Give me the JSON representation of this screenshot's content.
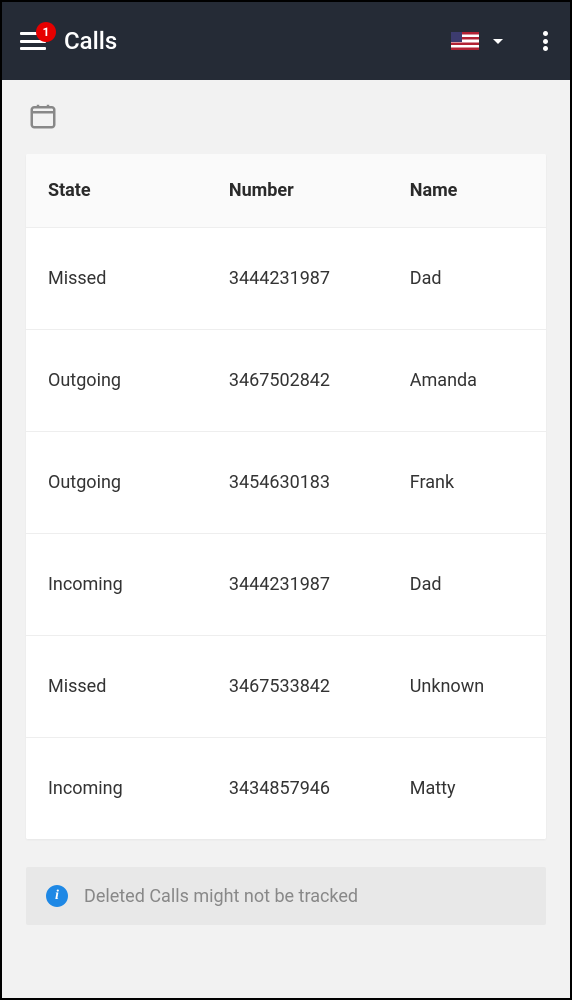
{
  "header": {
    "title": "Calls",
    "badge_count": "1"
  },
  "table": {
    "columns": {
      "state": "State",
      "number": "Number",
      "name": "Name"
    },
    "rows": [
      {
        "state": "Missed",
        "number": "3444231987",
        "name": "Dad"
      },
      {
        "state": "Outgoing",
        "number": "3467502842",
        "name": "Amanda"
      },
      {
        "state": "Outgoing",
        "number": "3454630183",
        "name": "Frank"
      },
      {
        "state": "Incoming",
        "number": "3444231987",
        "name": "Dad"
      },
      {
        "state": "Missed",
        "number": "3467533842",
        "name": "Unknown"
      },
      {
        "state": "Incoming",
        "number": "3434857946",
        "name": "Matty"
      }
    ]
  },
  "info": {
    "message": "Deleted Calls might not be tracked"
  }
}
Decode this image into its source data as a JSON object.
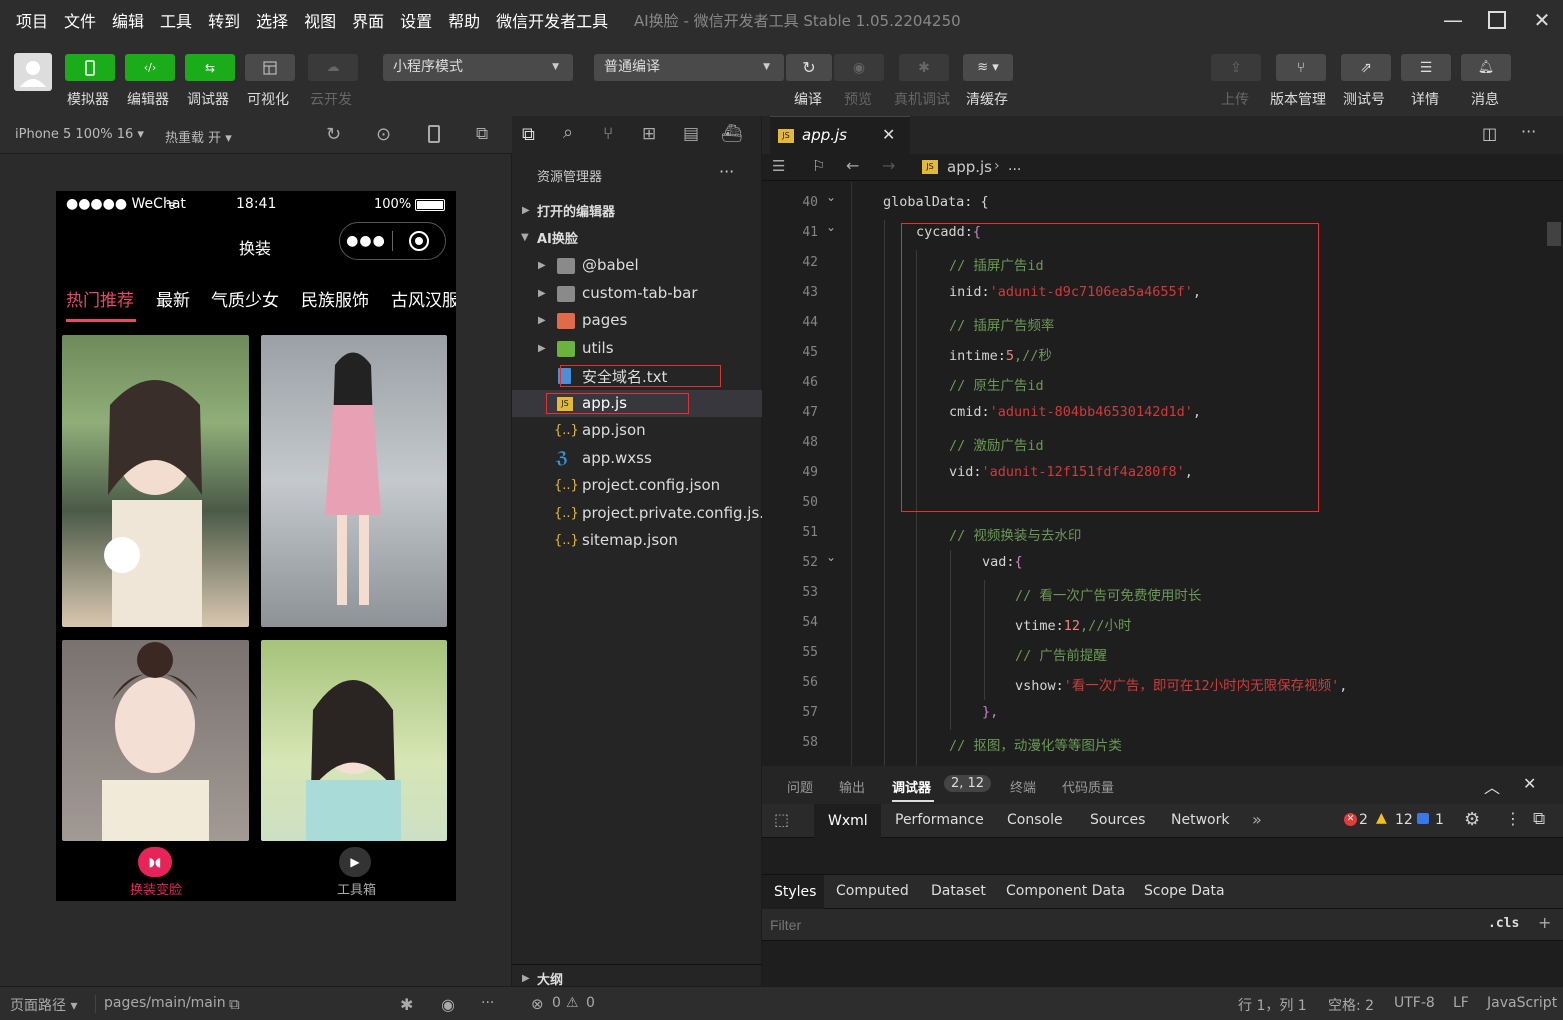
{
  "menu": [
    "项目",
    "文件",
    "编辑",
    "工具",
    "转到",
    "选择",
    "视图",
    "界面",
    "设置",
    "帮助",
    "微信开发者工具"
  ],
  "window_title": "AI换脸 - 微信开发者工具 Stable 1.05.2204250",
  "toolbar": {
    "left_buttons": [
      "模拟器",
      "编辑器",
      "调试器",
      "可视化",
      "云开发"
    ],
    "mode_select": "小程序模式",
    "compile_select": "普通编译",
    "mid_buttons": [
      "编译",
      "预览",
      "真机调试",
      "清缓存"
    ],
    "right_buttons": [
      "上传",
      "版本管理",
      "测试号",
      "详情",
      "消息"
    ]
  },
  "simulator": {
    "device": "iPhone 5 100% 16",
    "hot_reload": "热重载 开",
    "status_left": "●●●●● WeChat",
    "status_time": "18:41",
    "status_battery": "100%",
    "page_title": "换装",
    "category_tabs": [
      "热门推荐",
      "最新",
      "气质少女",
      "民族服饰",
      "古风汉服"
    ],
    "tabbar": [
      "换装变脸",
      "工具箱"
    ]
  },
  "explorer": {
    "header": "资源管理器",
    "open_editors": "打开的编辑器",
    "project": "AI换脸",
    "files": [
      "@babel",
      "custom-tab-bar",
      "pages",
      "utils",
      "安全域名.txt",
      "app.js",
      "app.json",
      "app.wxss",
      "project.config.json",
      "project.private.config.js...",
      "sitemap.json"
    ],
    "outline": "大纲"
  },
  "editor": {
    "tab": "app.js",
    "breadcrumb": "app.js",
    "breadcrumb_more": "...",
    "line_numbers": [
      "40",
      "41",
      "42",
      "43",
      "44",
      "45",
      "46",
      "47",
      "48",
      "49",
      "50",
      "51",
      "52",
      "53",
      "54",
      "55",
      "56",
      "57",
      "58"
    ],
    "l40": "globalData: {",
    "l41": "cycadd:",
    "l41b": "{",
    "l42": "// 插屏广告id",
    "l43a": "inid:",
    "l43b": "'adunit-d9c7106ea5a4655f'",
    "l44": "// 插屏广告频率",
    "l45a": "intime:",
    "l45b": "5",
    "l45c": ",//秒",
    "l46": "// 原生广告id",
    "l47a": "cmid:",
    "l47b": "'adunit-804bb46530142d1d'",
    "l48": "// 激励广告id",
    "l49a": "vid:",
    "l49b": "'adunit-12f151fdf4a280f8'",
    "l51": "// 视频换装与去水印",
    "l52a": "vad:",
    "l52b": "{",
    "l53": "// 看一次广告可免费使用时长",
    "l54a": "vtime:",
    "l54b": "12",
    "l54c": ",//小时",
    "l55": "// 广告前提醒",
    "l56a": "vshow:",
    "l56b": "'看一次广告，即可在12小时内无限保存视频'",
    "l57": "},",
    "l58": "// 抠图，动漫化等等图片类",
    "comma": ","
  },
  "debugger": {
    "tabs": [
      "问题",
      "输出",
      "调试器",
      "终端",
      "代码质量"
    ],
    "badge": "2, 12",
    "devtools_tabs": [
      "Wxml",
      "Performance",
      "Console",
      "Sources",
      "Network"
    ],
    "errors": "2",
    "warnings": "12",
    "info": "1",
    "style_tabs": [
      "Styles",
      "Computed",
      "Dataset",
      "Component Data",
      "Scope Data"
    ],
    "filter_placeholder": "Filter",
    "cls": ".cls",
    "plus": "+"
  },
  "statusbar": {
    "page_path_label": "页面路径",
    "page_path": "pages/main/main",
    "errors": "0",
    "warnings": "0",
    "position": "行 1，列 1",
    "spaces": "空格: 2",
    "encoding": "UTF-8",
    "eol": "LF",
    "language": "JavaScript"
  },
  "colors": {
    "accent_green": "#1aad19",
    "tab_active": "#e64a6a",
    "highlight_box": "#dd3333"
  }
}
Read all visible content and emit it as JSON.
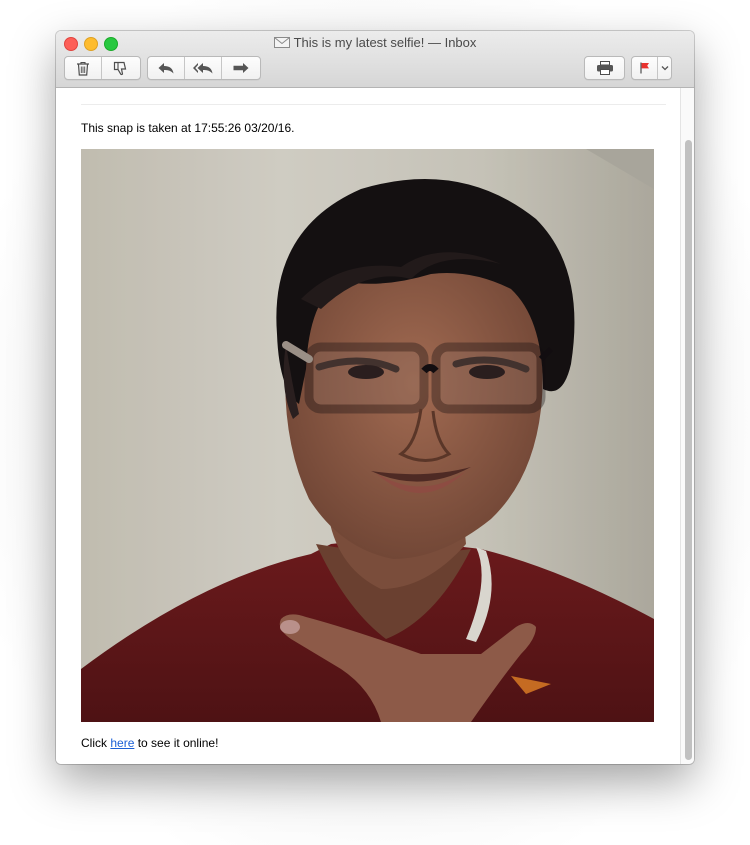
{
  "window": {
    "title": "This is my latest selfie! — Inbox"
  },
  "toolbar": {
    "icons": [
      "trash-icon",
      "junk-thumbs-down-icon",
      "reply-icon",
      "reply-all-icon",
      "forward-icon",
      "print-icon",
      "flag-icon",
      "chevron-down-icon"
    ],
    "flag_color": "#e8322e"
  },
  "message": {
    "intro": "This snap is taken at 17:55:26 03/20/16.",
    "footer_prefix": "Click ",
    "footer_link": "here",
    "footer_suffix": " to see it online!",
    "link_color": "#1a5fd6"
  }
}
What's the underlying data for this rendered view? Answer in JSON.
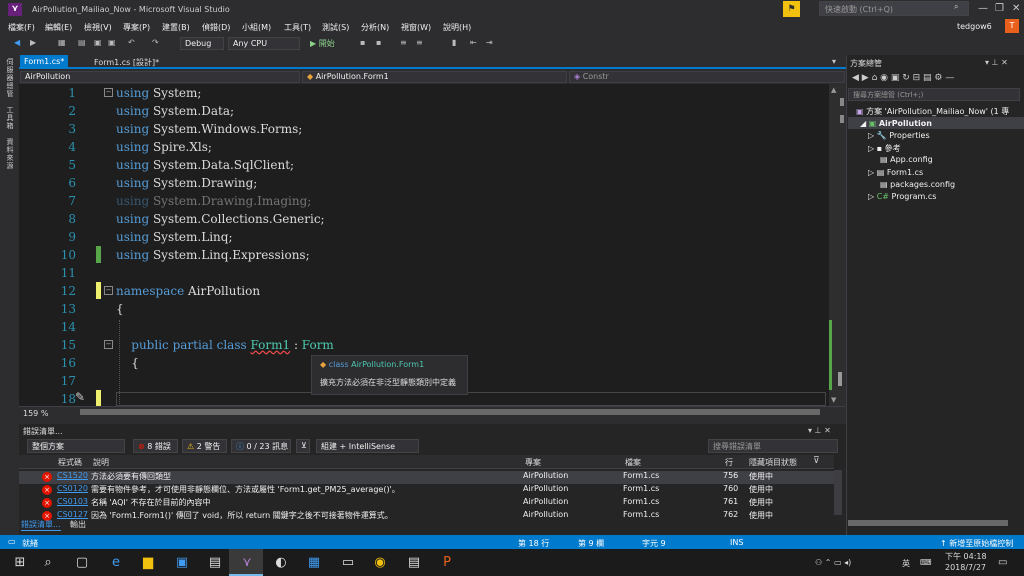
{
  "window": {
    "title": "AirPollution_Mailiao_Now - Microsoft Visual Studio",
    "quick_launch_placeholder": "快速啟動 (Ctrl+Q)",
    "user": "tedgow6",
    "avatar_letter": "T"
  },
  "menu": [
    "檔案(F)",
    "編輯(E)",
    "檢視(V)",
    "專案(P)",
    "建置(B)",
    "偵錯(D)",
    "小組(M)",
    "工具(T)",
    "測試(S)",
    "分析(N)",
    "視窗(W)",
    "說明(H)"
  ],
  "toolbar": {
    "config": "Debug",
    "platform": "Any CPU",
    "start_label": "開始"
  },
  "left_rail": [
    "伺服器總管",
    "工具箱",
    "資料來源"
  ],
  "tabs": [
    {
      "label": "Form1.cs*",
      "active": true
    },
    {
      "label": "Form1.cs [設計]*",
      "active": false
    }
  ],
  "nav": {
    "project": "AirPollution",
    "class": "AirPollution.Form1",
    "member": "Constr"
  },
  "editor": {
    "line_numbers": [
      "1",
      "2",
      "3",
      "4",
      "5",
      "6",
      "7",
      "8",
      "9",
      "10",
      "11",
      "12",
      "13",
      "14",
      "15",
      "16",
      "17",
      "18"
    ],
    "lines": [
      [
        "using",
        " System;"
      ],
      [
        "using",
        " System.Data;"
      ],
      [
        "using",
        " System.Windows.Forms;"
      ],
      [
        "using",
        " Spire.Xls;"
      ],
      [
        "using",
        " System.Data.SqlClient;"
      ],
      [
        "using",
        " System.Drawing;"
      ],
      [
        "using",
        " System.Drawing.Imaging;"
      ],
      [
        "using",
        " System.Collections.Generic;"
      ],
      [
        "using",
        " System.Linq;"
      ],
      [
        "using",
        " System.Linq.Expressions;"
      ],
      [
        "",
        ""
      ],
      [
        "namespace",
        " AirPollution"
      ],
      [
        "",
        "{"
      ],
      [
        "",
        ""
      ],
      [
        "",
        "    public partial class Form1 : Form"
      ],
      [
        "",
        "    {"
      ],
      [
        "",
        ""
      ],
      [
        "",
        ""
      ]
    ],
    "class_decl": {
      "kw": "public partial class",
      "name": "Form1",
      "sep": " : ",
      "base": "Form"
    },
    "zoom": "159 %"
  },
  "tooltip": {
    "kind": "class",
    "name": "AirPollution.Form1",
    "message": "擴充方法必須在非泛型靜態類別中定義"
  },
  "solution_explorer": {
    "title": "方案總管",
    "search_placeholder": "搜尋方案總管 (Ctrl+;)",
    "solution": "方案 'AirPollution_Mailiao_Now' (1 專",
    "project": "AirPollution",
    "items": [
      "Properties",
      "參考",
      "App.config",
      "Form1.cs",
      "packages.config",
      "Program.cs"
    ]
  },
  "error_list": {
    "title": "錯誤清單...",
    "scope": "整個方案",
    "errors_count": "8 錯誤",
    "warnings_count": "2 警告",
    "messages_count": "0 / 23 訊息",
    "filter": "組建 + IntelliSense",
    "search_placeholder": "搜尋錯誤清單",
    "columns": [
      "程式碼",
      "說明",
      "專案",
      "檔案",
      "行",
      "隱藏項目狀態"
    ],
    "rows": [
      {
        "code": "CS1520",
        "desc": "方法必須要有傳回類型",
        "project": "AirPollution",
        "file": "Form1.cs",
        "line": "756",
        "state": "使用中"
      },
      {
        "code": "CS0120",
        "desc": "需要有物件參考，才可使用非靜態欄位、方法或屬性 'Form1.get_PM25_average()'。",
        "project": "AirPollution",
        "file": "Form1.cs",
        "line": "760",
        "state": "使用中"
      },
      {
        "code": "CS0103",
        "desc": "名稱 'AQI' 不存在於目前的內容中",
        "project": "AirPollution",
        "file": "Form1.cs",
        "line": "761",
        "state": "使用中"
      },
      {
        "code": "CS0127",
        "desc": "因為 'Form1.Form1()' 傳回了 void，所以 return 關鍵字之後不可接著物件運算式。",
        "project": "AirPollution",
        "file": "Form1.cs",
        "line": "762",
        "state": "使用中"
      }
    ],
    "bottom_tabs": [
      "錯誤清單...",
      "輸出"
    ]
  },
  "status": {
    "ready": "就緒",
    "line": "第 18 行",
    "col": "第 9 欄",
    "char": "字元 9",
    "ins": "INS",
    "source_control": "新增至原始檔控制"
  },
  "taskbar": {
    "time": "下午 04:18",
    "date": "2018/7/27",
    "ime": "英"
  }
}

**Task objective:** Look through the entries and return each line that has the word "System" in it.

**Result of the exercise:**
        " System;"
        " System.Data;"
        " System.Windows.Forms;"
        " System.Data.SqlClient;"
        " System.Drawing;"
        " System.Drawing.Imaging;"
        " System.Collections.Generic;"
        " System.Linq;"
        " System.Linq.Expressions;"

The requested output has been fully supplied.